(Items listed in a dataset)

——

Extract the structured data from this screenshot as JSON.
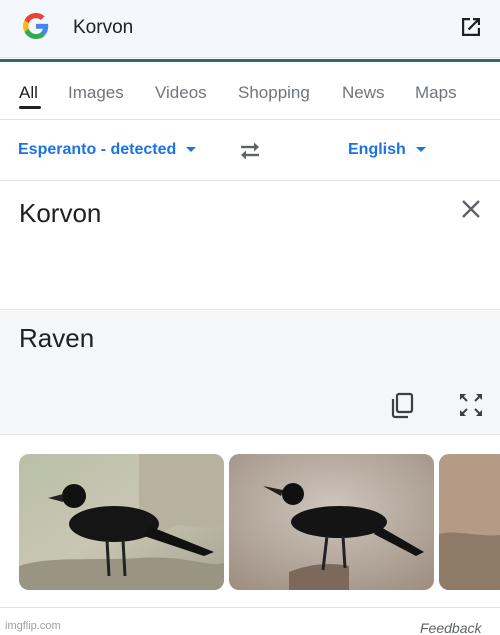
{
  "search": {
    "query": "Korvon"
  },
  "tabs": [
    {
      "label": "All",
      "active": true
    },
    {
      "label": "Images"
    },
    {
      "label": "Videos"
    },
    {
      "label": "Shopping"
    },
    {
      "label": "News"
    },
    {
      "label": "Maps"
    }
  ],
  "translate": {
    "source_lang": "Esperanto - detected",
    "target_lang": "English",
    "source_text": "Korvon",
    "result_text": "Raven"
  },
  "images": [
    {
      "alt": "raven on rock"
    },
    {
      "alt": "raven on branch"
    },
    {
      "alt": "raven partial"
    }
  ],
  "footer": {
    "watermark": "imgflip.com",
    "feedback": "Feedback"
  },
  "colors": {
    "accent": "#1a73e8",
    "teal_line": "#2e6b73",
    "result_bg": "#f5f6f7"
  }
}
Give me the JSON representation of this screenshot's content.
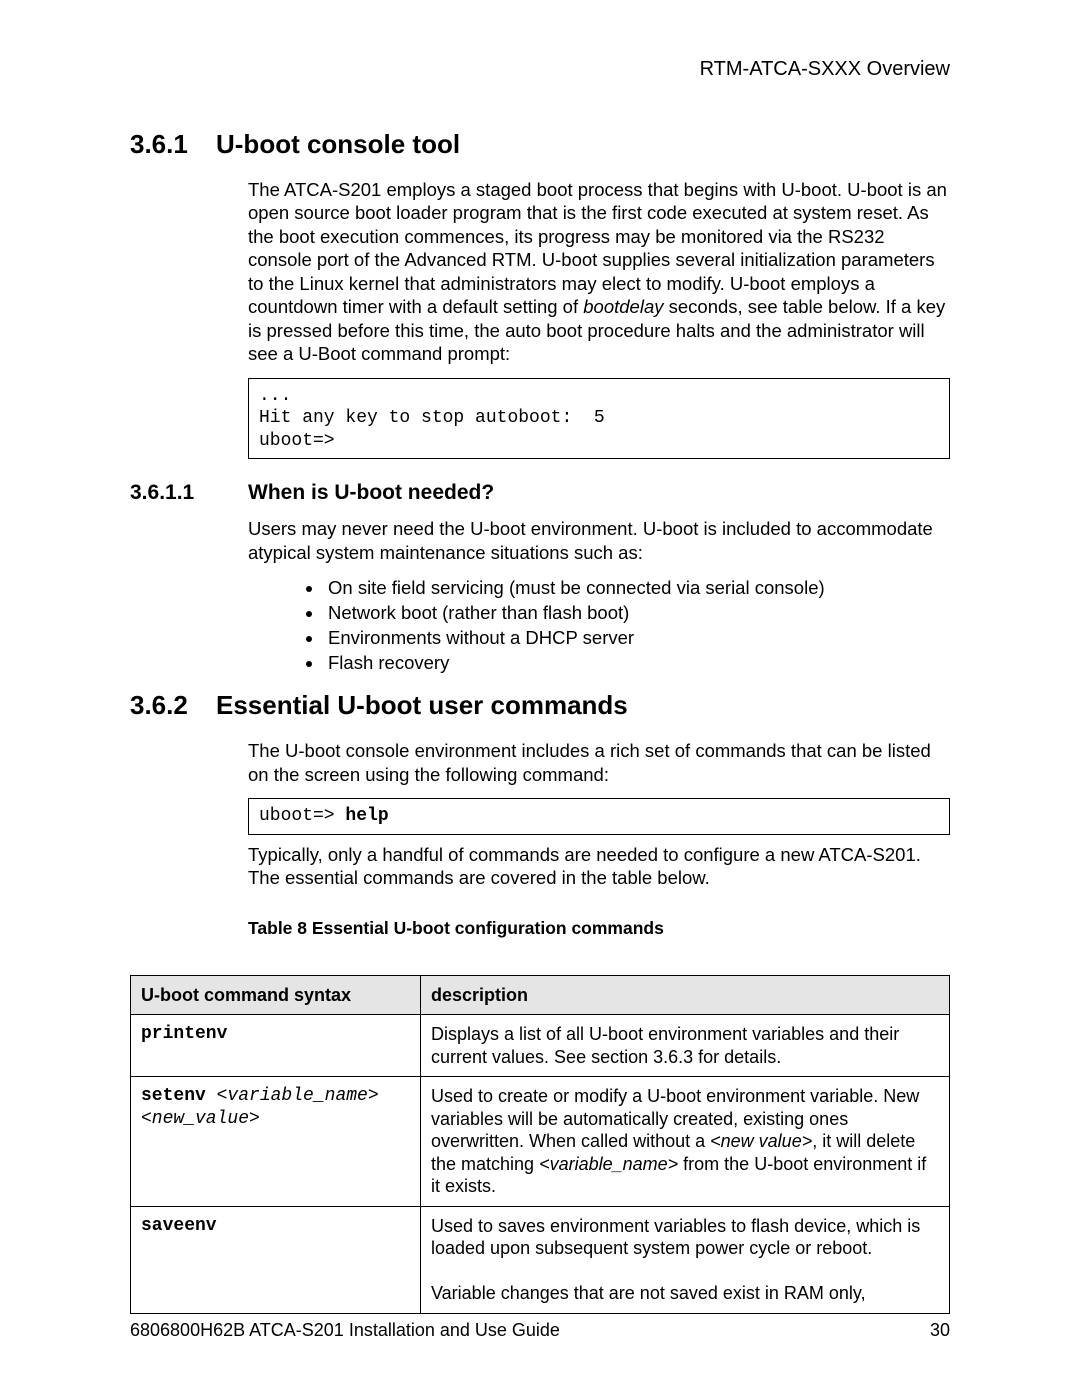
{
  "running_head": "RTM-ATCA-SXXX Overview",
  "sec_361": {
    "num": "3.6.1",
    "title": "U-boot console tool",
    "para_pre": "The ATCA-S201 employs a staged boot process that begins with U-boot. U-boot is an open source boot loader program that is the first code executed at system reset. As the boot execution commences, its progress may be monitored via the RS232 console port of the Advanced RTM.   U-boot supplies several initialization parameters to the Linux kernel that administrators may elect to modify.  U-boot employs a countdown timer with a default setting of ",
    "para_em": "bootdelay",
    "para_post": " seconds, see table below. If a key is pressed before this time, the auto boot procedure halts and the administrator will see a U-Boot command prompt:",
    "code": "...\nHit any key to stop autoboot:  5\nuboot=>"
  },
  "sec_3611": {
    "num": "3.6.1.1",
    "title": "When is U-boot needed?",
    "para": "Users may never need the U-boot environment.  U-boot is included to accommodate atypical system maintenance situations such as:",
    "bullets": [
      "On site field servicing (must be connected via serial console)",
      "Network boot (rather than flash boot)",
      "Environments without a DHCP server",
      "Flash recovery"
    ]
  },
  "sec_362": {
    "num": "3.6.2",
    "title": "Essential U-boot user commands",
    "para1": "The U-boot console environment includes a rich set of commands that can be listed on the screen using the following command:",
    "code_pre": "uboot=> ",
    "code_bold": "help",
    "para2": "Typically, only a handful of commands are needed to configure a new ATCA-S201. The essential commands are covered in the table below.",
    "table_caption": "Table 8 Essential U-boot configuration commands",
    "headers": {
      "c1": "U-boot command syntax",
      "c2": "description"
    },
    "rows": {
      "r1": {
        "cmd": "printenv",
        "desc": "Displays a list of all U-boot environment variables and their current values.  See section 3.6.3 for details."
      },
      "r2": {
        "cmd_bold": "setenv",
        "cmd_arg1": "<variable_name>",
        "cmd_arg2": "<new_value>",
        "desc_pre": "Used to create or modify a U-boot environment variable. New variables will be automatically created, existing ones overwritten.  When called without a ",
        "desc_em1": "<new value>",
        "desc_mid": ", it will delete the matching ",
        "desc_em2": "<variable_name>",
        "desc_post": " from the U-boot environment if it exists."
      },
      "r3": {
        "cmd": "saveenv",
        "desc": "Used to saves environment variables to flash device, which is loaded upon subsequent system power cycle or reboot.\n\nVariable changes that are not saved exist in RAM only,"
      }
    }
  },
  "footer": {
    "left": "6806800H62B ATCA-S201 Installation and Use Guide",
    "page": "30"
  }
}
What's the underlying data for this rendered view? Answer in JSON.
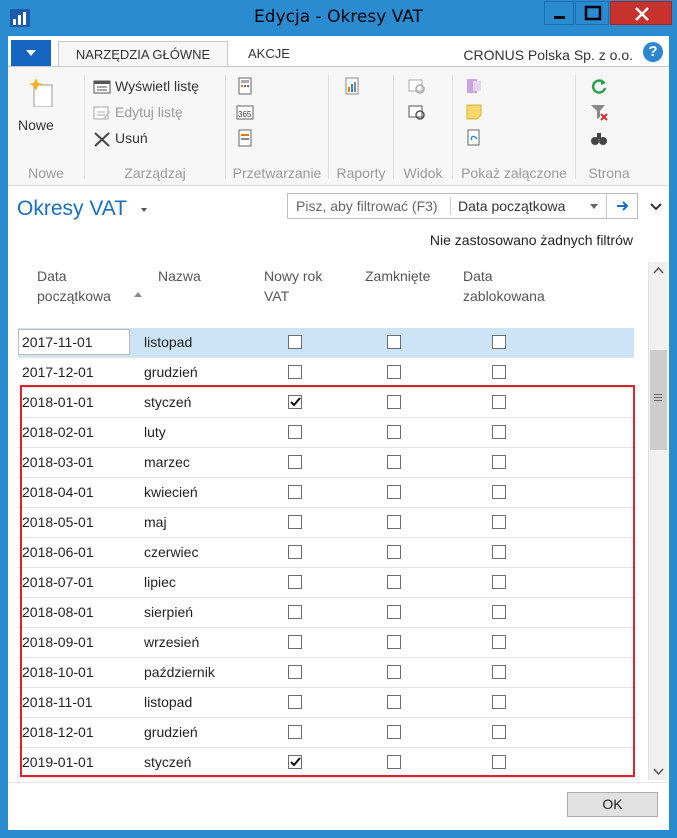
{
  "window": {
    "title": "Edycja - Okresy VAT"
  },
  "ribbon": {
    "tabs": [
      {
        "label": "NARZĘDZIA GŁÓWNE"
      },
      {
        "label": "AKCJE"
      }
    ],
    "company": "CRONUS Polska Sp. z o.o.",
    "help_label": "?",
    "groups": {
      "nowe": {
        "label": "Nowe",
        "new_button": "Nowe"
      },
      "zarzadzaj": {
        "label": "Zarządzaj",
        "view_list": "Wyświetl listę",
        "edit_list": "Edytuj listę",
        "delete": "Usuń"
      },
      "przetwarzanie": {
        "label": "Przetwarzanie"
      },
      "raporty": {
        "label": "Raporty"
      },
      "widok": {
        "label": "Widok"
      },
      "pokaz": {
        "label": "Pokaż załączone"
      },
      "strona": {
        "label": "Strona"
      }
    }
  },
  "page": {
    "title": "Okresy VAT",
    "filter": {
      "placeholder": "Pisz, aby filtrować (F3)",
      "field": "Data początkowa"
    },
    "no_filters": "Nie zastosowano żadnych filtrów"
  },
  "grid": {
    "headers": {
      "date_line1": "Data",
      "date_line2": "początkowa",
      "name": "Nazwa",
      "new_year_line1": "Nowy rok",
      "new_year_line2": "VAT",
      "closed": "Zamknięte",
      "locked_line1": "Data",
      "locked_line2": "zablokowana"
    },
    "rows": [
      {
        "date": "2017-11-01",
        "name": "listopad",
        "new_year": false,
        "closed": false,
        "locked": false,
        "selected": true
      },
      {
        "date": "2017-12-01",
        "name": "grudzień",
        "new_year": false,
        "closed": false,
        "locked": false
      },
      {
        "date": "2018-01-01",
        "name": "styczeń",
        "new_year": true,
        "closed": false,
        "locked": false
      },
      {
        "date": "2018-02-01",
        "name": "luty",
        "new_year": false,
        "closed": false,
        "locked": false
      },
      {
        "date": "2018-03-01",
        "name": "marzec",
        "new_year": false,
        "closed": false,
        "locked": false
      },
      {
        "date": "2018-04-01",
        "name": "kwiecień",
        "new_year": false,
        "closed": false,
        "locked": false
      },
      {
        "date": "2018-05-01",
        "name": "maj",
        "new_year": false,
        "closed": false,
        "locked": false
      },
      {
        "date": "2018-06-01",
        "name": "czerwiec",
        "new_year": false,
        "closed": false,
        "locked": false
      },
      {
        "date": "2018-07-01",
        "name": "lipiec",
        "new_year": false,
        "closed": false,
        "locked": false
      },
      {
        "date": "2018-08-01",
        "name": "sierpień",
        "new_year": false,
        "closed": false,
        "locked": false
      },
      {
        "date": "2018-09-01",
        "name": "wrzesień",
        "new_year": false,
        "closed": false,
        "locked": false
      },
      {
        "date": "2018-10-01",
        "name": "październik",
        "new_year": false,
        "closed": false,
        "locked": false
      },
      {
        "date": "2018-11-01",
        "name": "listopad",
        "new_year": false,
        "closed": false,
        "locked": false
      },
      {
        "date": "2018-12-01",
        "name": "grudzień",
        "new_year": false,
        "closed": false,
        "locked": false
      },
      {
        "date": "2019-01-01",
        "name": "styczeń",
        "new_year": true,
        "closed": false,
        "locked": false
      }
    ]
  },
  "footer": {
    "ok_label": "OK"
  },
  "colors": {
    "titlebar": "#2a8bd0",
    "close_button": "#c7332c",
    "accent": "#1a6fb8",
    "selected_row": "#cde4f7",
    "highlight_border": "#d9232e"
  }
}
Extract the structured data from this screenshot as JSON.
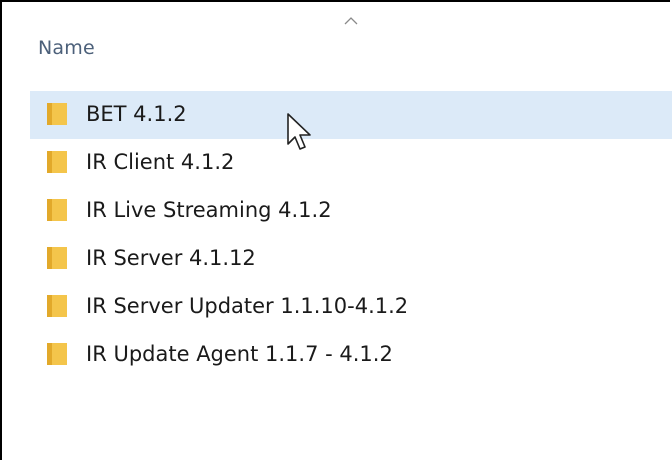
{
  "header": {
    "column_name": "Name",
    "sort_indicator": "chevron-up-icon"
  },
  "files": [
    {
      "name": "BET 4.1.2",
      "type": "folder",
      "selected": true
    },
    {
      "name": "IR Client 4.1.2",
      "type": "folder",
      "selected": false
    },
    {
      "name": "IR Live Streaming 4.1.2",
      "type": "folder",
      "selected": false
    },
    {
      "name": "IR Server 4.1.12",
      "type": "folder",
      "selected": false
    },
    {
      "name": "IR Server Updater 1.1.10-4.1.2",
      "type": "folder",
      "selected": false
    },
    {
      "name": "IR Update Agent 1.1.7 - 4.1.2",
      "type": "folder",
      "selected": false
    }
  ],
  "colors": {
    "selection": "#dceaf8",
    "folder": "#f4c54b",
    "header_text": "#4c607a"
  },
  "icons": {
    "folder": "folder-icon",
    "cursor": "mouse-pointer-icon"
  }
}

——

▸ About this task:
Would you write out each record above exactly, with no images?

▸ Expected answer:
Extract the structured data from this screenshot as JSON.
{
  "search": {
    "query": "Korvon"
  },
  "tabs": [
    {
      "label": "All",
      "active": true
    },
    {
      "label": "Images"
    },
    {
      "label": "Videos"
    },
    {
      "label": "Shopping"
    },
    {
      "label": "News"
    },
    {
      "label": "Maps"
    }
  ],
  "translate": {
    "source_lang": "Esperanto - detected",
    "target_lang": "English",
    "source_text": "Korvon",
    "result_text": "Raven"
  },
  "images": [
    {
      "alt": "raven on rock"
    },
    {
      "alt": "raven on branch"
    },
    {
      "alt": "raven partial"
    }
  ],
  "footer": {
    "watermark": "imgflip.com",
    "feedback": "Feedback"
  },
  "colors": {
    "accent": "#1a73e8",
    "teal_line": "#2e6b73",
    "result_bg": "#f5f6f7"
  }
}
Give me the JSON representation of this screenshot's content.
{
  "running_head": "RTM-ATCA-SXXX Overview",
  "sec_361": {
    "num": "3.6.1",
    "title": "U-boot console tool",
    "para_pre": "The ATCA-S201 employs a staged boot process that begins with U-boot. U-boot is an open source boot loader program that is the first code executed at system reset. As the boot execution commences, its progress may be monitored via the RS232 console port of the Advanced RTM.   U-boot supplies several initialization parameters to the Linux kernel that administrators may elect to modify.  U-boot employs a countdown timer with a default setting of ",
    "para_em": "bootdelay",
    "para_post": " seconds, see table below. If a key is pressed before this time, the auto boot procedure halts and the administrator will see a U-Boot command prompt:",
    "code": "...\nHit any key to stop autoboot:  5\nuboot=>"
  },
  "sec_3611": {
    "num": "3.6.1.1",
    "title": "When is U-boot needed?",
    "para": "Users may never need the U-boot environment.  U-boot is included to accommodate atypical system maintenance situations such as:",
    "bullets": [
      "On site field servicing (must be connected via serial console)",
      "Network boot (rather than flash boot)",
      "Environments without a DHCP server",
      "Flash recovery"
    ]
  },
  "sec_362": {
    "num": "3.6.2",
    "title": "Essential U-boot user commands",
    "para1": "The U-boot console environment includes a rich set of commands that can be listed on the screen using the following command:",
    "code_pre": "uboot=> ",
    "code_bold": "help",
    "para2": "Typically, only a handful of commands are needed to configure a new ATCA-S201. The essential commands are covered in the table below.",
    "table_caption": "Table 8 Essential U-boot configuration commands",
    "headers": {
      "c1": "U-boot command syntax",
      "c2": "description"
    },
    "rows": {
      "r1": {
        "cmd": "printenv",
        "desc": "Displays a list of all U-boot environment variables and their current values.  See section 3.6.3 for details."
      },
      "r2": {
        "cmd_bold": "setenv",
        "cmd_arg1": "<variable_name>",
        "cmd_arg2": "<new_value>",
        "desc_pre": "Used to create or modify a U-boot environment variable. New variables will be automatically created, existing ones overwritten.  When called without a ",
        "desc_em1": "<new value>",
        "desc_mid": ", it will delete the matching ",
        "desc_em2": "<variable_name>",
        "desc_post": " from the U-boot environment if it exists."
      },
      "r3": {
        "cmd": "saveenv",
        "desc": "Used to saves environment variables to flash device, which is loaded upon subsequent system power cycle or reboot.\n\nVariable changes that are not saved exist in RAM only,"
      }
    }
  },
  "footer": {
    "left": "6806800H62B ATCA-S201 Installation and Use Guide",
    "page": "30"
  }
}
What's the underlying data for this rendered view? Answer in JSON.
{
  "window": {
    "title": "Edycja - Okresy VAT"
  },
  "ribbon": {
    "tabs": [
      {
        "label": "NARZĘDZIA GŁÓWNE"
      },
      {
        "label": "AKCJE"
      }
    ],
    "company": "CRONUS Polska Sp. z o.o.",
    "help_label": "?",
    "groups": {
      "nowe": {
        "label": "Nowe",
        "new_button": "Nowe"
      },
      "zarzadzaj": {
        "label": "Zarządzaj",
        "view_list": "Wyświetl listę",
        "edit_list": "Edytuj listę",
        "delete": "Usuń"
      },
      "przetwarzanie": {
        "label": "Przetwarzanie"
      },
      "raporty": {
        "label": "Raporty"
      },
      "widok": {
        "label": "Widok"
      },
      "pokaz": {
        "label": "Pokaż załączone"
      },
      "strona": {
        "label": "Strona"
      }
    }
  },
  "page": {
    "title": "Okresy VAT",
    "filter": {
      "placeholder": "Pisz, aby filtrować (F3)",
      "field": "Data początkowa"
    },
    "no_filters": "Nie zastosowano żadnych filtrów"
  },
  "grid": {
    "headers": {
      "date_line1": "Data",
      "date_line2": "początkowa",
      "name": "Nazwa",
      "new_year_line1": "Nowy rok",
      "new_year_line2": "VAT",
      "closed": "Zamknięte",
      "locked_line1": "Data",
      "locked_line2": "zablokowana"
    },
    "rows": [
      {
        "date": "2017-11-01",
        "name": "listopad",
        "new_year": false,
        "closed": false,
        "locked": false,
        "selected": true
      },
      {
        "date": "2017-12-01",
        "name": "grudzień",
        "new_year": false,
        "closed": false,
        "locked": false
      },
      {
        "date": "2018-01-01",
        "name": "styczeń",
        "new_year": true,
        "closed": false,
        "locked": false
      },
      {
        "date": "2018-02-01",
        "name": "luty",
        "new_year": false,
        "closed": false,
        "locked": false
      },
      {
        "date": "2018-03-01",
        "name": "marzec",
        "new_year": false,
        "closed": false,
        "locked": false
      },
      {
        "date": "2018-04-01",
        "name": "kwiecień",
        "new_year": false,
        "closed": false,
        "locked": false
      },
      {
        "date": "2018-05-01",
        "name": "maj",
        "new_year": false,
        "closed": false,
        "locked": false
      },
      {
        "date": "2018-06-01",
        "name": "czerwiec",
        "new_year": false,
        "closed": false,
        "locked": false
      },
      {
        "date": "2018-07-01",
        "name": "lipiec",
        "new_year": false,
        "closed": false,
        "locked": false
      },
      {
        "date": "2018-08-01",
        "name": "sierpień",
        "new_year": false,
        "closed": false,
        "locked": false
      },
      {
        "date": "2018-09-01",
        "name": "wrzesień",
        "new_year": false,
        "closed": false,
        "locked": false
      },
      {
        "date": "2018-10-01",
        "name": "październik",
        "new_year": false,
        "closed": false,
        "locked": false
      },
      {
        "date": "2018-11-01",
        "name": "listopad",
        "new_year": false,
        "closed": false,
        "locked": false
      },
      {
        "date": "2018-12-01",
        "name": "grudzień",
        "new_year": false,
        "closed": false,
        "locked": false
      },
      {
        "date": "2019-01-01",
        "name": "styczeń",
        "new_year": true,
        "closed": false,
        "locked": false
      }
    ]
  },
  "footer": {
    "ok_label": "OK"
  },
  "colors": {
    "titlebar": "#2a8bd0",
    "close_button": "#c7332c",
    "accent": "#1a6fb8",
    "selected_row": "#cde4f7",
    "highlight_border": "#d9232e"
  }
}
Extract the structured data from this screenshot as JSON.
{
  "header": {
    "column_name": "Name",
    "sort_indicator": "chevron-up-icon"
  },
  "files": [
    {
      "name": "BET 4.1.2",
      "type": "folder",
      "selected": true
    },
    {
      "name": "IR Client 4.1.2",
      "type": "folder",
      "selected": false
    },
    {
      "name": "IR Live Streaming 4.1.2",
      "type": "folder",
      "selected": false
    },
    {
      "name": "IR Server 4.1.12",
      "type": "folder",
      "selected": false
    },
    {
      "name": "IR Server Updater 1.1.10-4.1.2",
      "type": "folder",
      "selected": false
    },
    {
      "name": "IR Update Agent 1.1.7 - 4.1.2",
      "type": "folder",
      "selected": false
    }
  ],
  "colors": {
    "selection": "#dceaf8",
    "folder": "#f4c54b",
    "header_text": "#4c607a"
  },
  "icons": {
    "folder": "folder-icon",
    "cursor": "mouse-pointer-icon"
  }
}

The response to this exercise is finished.